▸ **Problem statement**: From the first line to the last, write out the material verbatim.

==============================

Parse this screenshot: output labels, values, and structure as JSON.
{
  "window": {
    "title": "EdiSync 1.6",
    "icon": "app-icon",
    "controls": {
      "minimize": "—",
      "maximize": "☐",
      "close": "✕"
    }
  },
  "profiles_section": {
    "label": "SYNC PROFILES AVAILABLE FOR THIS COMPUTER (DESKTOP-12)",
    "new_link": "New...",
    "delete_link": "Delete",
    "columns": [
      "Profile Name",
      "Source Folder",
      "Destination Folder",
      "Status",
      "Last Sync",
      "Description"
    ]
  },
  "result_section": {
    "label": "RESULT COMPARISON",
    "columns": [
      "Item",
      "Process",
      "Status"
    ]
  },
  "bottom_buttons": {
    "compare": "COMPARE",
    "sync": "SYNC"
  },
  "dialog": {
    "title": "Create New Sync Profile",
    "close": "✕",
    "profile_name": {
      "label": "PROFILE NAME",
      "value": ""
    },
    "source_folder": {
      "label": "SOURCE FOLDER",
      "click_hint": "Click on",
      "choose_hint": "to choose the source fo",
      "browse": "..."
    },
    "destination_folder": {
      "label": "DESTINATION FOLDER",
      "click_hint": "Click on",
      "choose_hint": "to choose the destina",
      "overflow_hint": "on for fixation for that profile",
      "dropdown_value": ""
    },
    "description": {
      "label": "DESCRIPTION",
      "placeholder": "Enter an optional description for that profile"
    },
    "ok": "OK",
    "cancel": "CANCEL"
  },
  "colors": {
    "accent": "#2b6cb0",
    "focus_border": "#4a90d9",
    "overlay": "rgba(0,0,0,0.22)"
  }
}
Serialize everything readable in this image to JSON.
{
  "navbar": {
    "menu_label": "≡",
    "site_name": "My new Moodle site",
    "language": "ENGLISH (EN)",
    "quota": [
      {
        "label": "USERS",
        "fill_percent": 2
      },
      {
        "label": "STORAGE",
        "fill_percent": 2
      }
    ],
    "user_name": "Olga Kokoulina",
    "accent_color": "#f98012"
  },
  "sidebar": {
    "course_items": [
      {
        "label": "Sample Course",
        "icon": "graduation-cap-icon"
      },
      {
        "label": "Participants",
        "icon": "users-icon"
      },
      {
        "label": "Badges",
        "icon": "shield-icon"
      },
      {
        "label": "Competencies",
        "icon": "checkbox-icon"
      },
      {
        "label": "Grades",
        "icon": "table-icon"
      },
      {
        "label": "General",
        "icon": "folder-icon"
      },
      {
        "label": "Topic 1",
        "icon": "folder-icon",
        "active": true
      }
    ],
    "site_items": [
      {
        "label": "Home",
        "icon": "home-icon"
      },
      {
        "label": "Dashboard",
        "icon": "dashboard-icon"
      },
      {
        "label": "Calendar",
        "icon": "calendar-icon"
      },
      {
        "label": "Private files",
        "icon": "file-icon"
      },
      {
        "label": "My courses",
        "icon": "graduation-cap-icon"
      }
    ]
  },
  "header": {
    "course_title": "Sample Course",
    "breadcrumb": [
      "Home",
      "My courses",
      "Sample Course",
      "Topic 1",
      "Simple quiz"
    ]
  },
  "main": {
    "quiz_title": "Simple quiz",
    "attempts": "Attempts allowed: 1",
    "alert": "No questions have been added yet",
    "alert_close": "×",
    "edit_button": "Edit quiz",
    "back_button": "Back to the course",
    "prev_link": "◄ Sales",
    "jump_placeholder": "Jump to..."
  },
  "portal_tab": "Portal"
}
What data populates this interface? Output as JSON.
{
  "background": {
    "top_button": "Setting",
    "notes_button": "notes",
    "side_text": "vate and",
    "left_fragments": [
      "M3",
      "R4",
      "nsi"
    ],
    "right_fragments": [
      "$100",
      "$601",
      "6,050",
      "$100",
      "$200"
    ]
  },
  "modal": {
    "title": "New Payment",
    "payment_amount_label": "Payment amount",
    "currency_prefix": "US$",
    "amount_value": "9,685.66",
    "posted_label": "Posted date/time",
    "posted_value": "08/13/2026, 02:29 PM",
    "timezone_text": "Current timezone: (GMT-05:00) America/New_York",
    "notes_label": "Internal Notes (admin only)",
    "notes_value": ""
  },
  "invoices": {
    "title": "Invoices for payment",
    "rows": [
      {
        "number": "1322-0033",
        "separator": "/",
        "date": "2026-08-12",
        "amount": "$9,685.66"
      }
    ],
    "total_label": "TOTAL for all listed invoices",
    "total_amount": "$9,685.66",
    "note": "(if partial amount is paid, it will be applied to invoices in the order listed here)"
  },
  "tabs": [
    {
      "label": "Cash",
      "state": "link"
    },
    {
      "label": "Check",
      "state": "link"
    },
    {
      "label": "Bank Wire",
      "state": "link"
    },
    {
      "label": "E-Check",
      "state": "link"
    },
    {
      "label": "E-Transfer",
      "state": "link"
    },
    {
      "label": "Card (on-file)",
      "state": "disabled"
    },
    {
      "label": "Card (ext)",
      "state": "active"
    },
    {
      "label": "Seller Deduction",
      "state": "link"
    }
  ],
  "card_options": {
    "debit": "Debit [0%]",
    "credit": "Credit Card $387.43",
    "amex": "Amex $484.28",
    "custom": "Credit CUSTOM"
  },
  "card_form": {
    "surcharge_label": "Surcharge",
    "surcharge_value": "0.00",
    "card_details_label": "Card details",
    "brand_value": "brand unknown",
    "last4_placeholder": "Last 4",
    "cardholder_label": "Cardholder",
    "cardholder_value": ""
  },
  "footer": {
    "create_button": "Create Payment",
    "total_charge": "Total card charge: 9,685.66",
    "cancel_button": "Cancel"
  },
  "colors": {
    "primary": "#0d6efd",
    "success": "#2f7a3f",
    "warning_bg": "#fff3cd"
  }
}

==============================

▸ **Answer box**:
Parse this screenshot: output labels, values, and structure as JSON.
{
  "window": {
    "title": "EdiSync 1.6",
    "icon": "app-icon",
    "controls": {
      "minimize": "—",
      "maximize": "☐",
      "close": "✕"
    }
  },
  "profiles_section": {
    "label": "SYNC PROFILES AVAILABLE FOR THIS COMPUTER (DESKTOP-12)",
    "new_link": "New...",
    "delete_link": "Delete",
    "columns": [
      "Profile Name",
      "Source Folder",
      "Destination Folder",
      "Status",
      "Last Sync",
      "Description"
    ]
  },
  "result_section": {
    "label": "RESULT COMPARISON",
    "columns": [
      "Item",
      "Process",
      "Status"
    ]
  },
  "bottom_buttons": {
    "compare": "COMPARE",
    "sync": "SYNC"
  },
  "dialog": {
    "title": "Create New Sync Profile",
    "close": "✕",
    "profile_name": {
      "label": "PROFILE NAME",
      "value": ""
    },
    "source_folder": {
      "label": "SOURCE FOLDER",
      "click_hint": "Click on",
      "choose_hint": "to choose the source fo",
      "browse": "..."
    },
    "destination_folder": {
      "label": "DESTINATION FOLDER",
      "click_hint": "Click on",
      "choose_hint": "to choose the destina",
      "overflow_hint": "on for fixation for that profile",
      "dropdown_value": ""
    },
    "description": {
      "label": "DESCRIPTION",
      "placeholder": "Enter an optional description for that profile"
    },
    "ok": "OK",
    "cancel": "CANCEL"
  },
  "colors": {
    "accent": "#2b6cb0",
    "focus_border": "#4a90d9",
    "overlay": "rgba(0,0,0,0.22)"
  }
}
Serialize everything readable in this image to JSON.
{
  "navbar": {
    "menu_label": "≡",
    "site_name": "My new Moodle site",
    "language": "ENGLISH (EN)",
    "quota": [
      {
        "label": "USERS",
        "fill_percent": 2
      },
      {
        "label": "STORAGE",
        "fill_percent": 2
      }
    ],
    "user_name": "Olga Kokoulina",
    "accent_color": "#f98012"
  },
  "sidebar": {
    "course_items": [
      {
        "label": "Sample Course",
        "icon": "graduation-cap-icon"
      },
      {
        "label": "Participants",
        "icon": "users-icon"
      },
      {
        "label": "Badges",
        "icon": "shield-icon"
      },
      {
        "label": "Competencies",
        "icon": "checkbox-icon"
      },
      {
        "label": "Grades",
        "icon": "table-icon"
      },
      {
        "label": "General",
        "icon": "folder-icon"
      },
      {
        "label": "Topic 1",
        "icon": "folder-icon",
        "active": true
      }
    ],
    "site_items": [
      {
        "label": "Home",
        "icon": "home-icon"
      },
      {
        "label": "Dashboard",
        "icon": "dashboard-icon"
      },
      {
        "label": "Calendar",
        "icon": "calendar-icon"
      },
      {
        "label": "Private files",
        "icon": "file-icon"
      },
      {
        "label": "My courses",
        "icon": "graduation-cap-icon"
      }
    ]
  },
  "header": {
    "course_title": "Sample Course",
    "breadcrumb": [
      "Home",
      "My courses",
      "Sample Course",
      "Topic 1",
      "Simple quiz"
    ]
  },
  "main": {
    "quiz_title": "Simple quiz",
    "attempts": "Attempts allowed: 1",
    "alert": "No questions have been added yet",
    "alert_close": "×",
    "edit_button": "Edit quiz",
    "back_button": "Back to the course",
    "prev_link": "◄ Sales",
    "jump_placeholder": "Jump to..."
  },
  "portal_tab": "Portal"
}
What data populates this interface? Output as JSON.
{
  "background": {
    "top_button": "Setting",
    "notes_button": "notes",
    "side_text": "vate and",
    "left_fragments": [
      "M3",
      "R4",
      "nsi"
    ],
    "right_fragments": [
      "$100",
      "$601",
      "6,050",
      "$100",
      "$200"
    ]
  },
  "modal": {
    "title": "New Payment",
    "payment_amount_label": "Payment amount",
    "currency_prefix": "US$",
    "amount_value": "9,685.66",
    "posted_label": "Posted date/time",
    "posted_value": "08/13/2026, 02:29 PM",
    "timezone_text": "Current timezone: (GMT-05:00) America/New_York",
    "notes_label": "Internal Notes (admin only)",
    "notes_value": ""
  },
  "invoices": {
    "title": "Invoices for payment",
    "rows": [
      {
        "number": "1322-0033",
        "separator": "/",
        "date": "2026-08-12",
        "amount": "$9,685.66"
      }
    ],
    "total_label": "TOTAL for all listed invoices",
    "total_amount": "$9,685.66",
    "note": "(if partial amount is paid, it will be applied to invoices in the order listed here)"
  },
  "tabs": [
    {
      "label": "Cash",
      "state": "link"
    },
    {
      "label": "Check",
      "state": "link"
    },
    {
      "label": "Bank Wire",
      "state": "link"
    },
    {
      "label": "E-Check",
      "state": "link"
    },
    {
      "label": "E-Transfer",
      "state": "link"
    },
    {
      "label": "Card (on-file)",
      "state": "disabled"
    },
    {
      "label": "Card (ext)",
      "state": "active"
    },
    {
      "label": "Seller Deduction",
      "state": "link"
    }
  ],
  "card_options": {
    "debit": "Debit [0%]",
    "credit": "Credit Card $387.43",
    "amex": "Amex $484.28",
    "custom": "Credit CUSTOM"
  },
  "card_form": {
    "surcharge_label": "Surcharge",
    "surcharge_value": "0.00",
    "card_details_label": "Card details",
    "brand_value": "brand unknown",
    "last4_placeholder": "Last 4",
    "cardholder_label": "Cardholder",
    "cardholder_value": ""
  },
  "footer": {
    "create_button": "Create Payment",
    "total_charge": "Total card charge: 9,685.66",
    "cancel_button": "Cancel"
  },
  "colors": {
    "primary": "#0d6efd",
    "success": "#2f7a3f",
    "warning_bg": "#fff3cd"
  }
}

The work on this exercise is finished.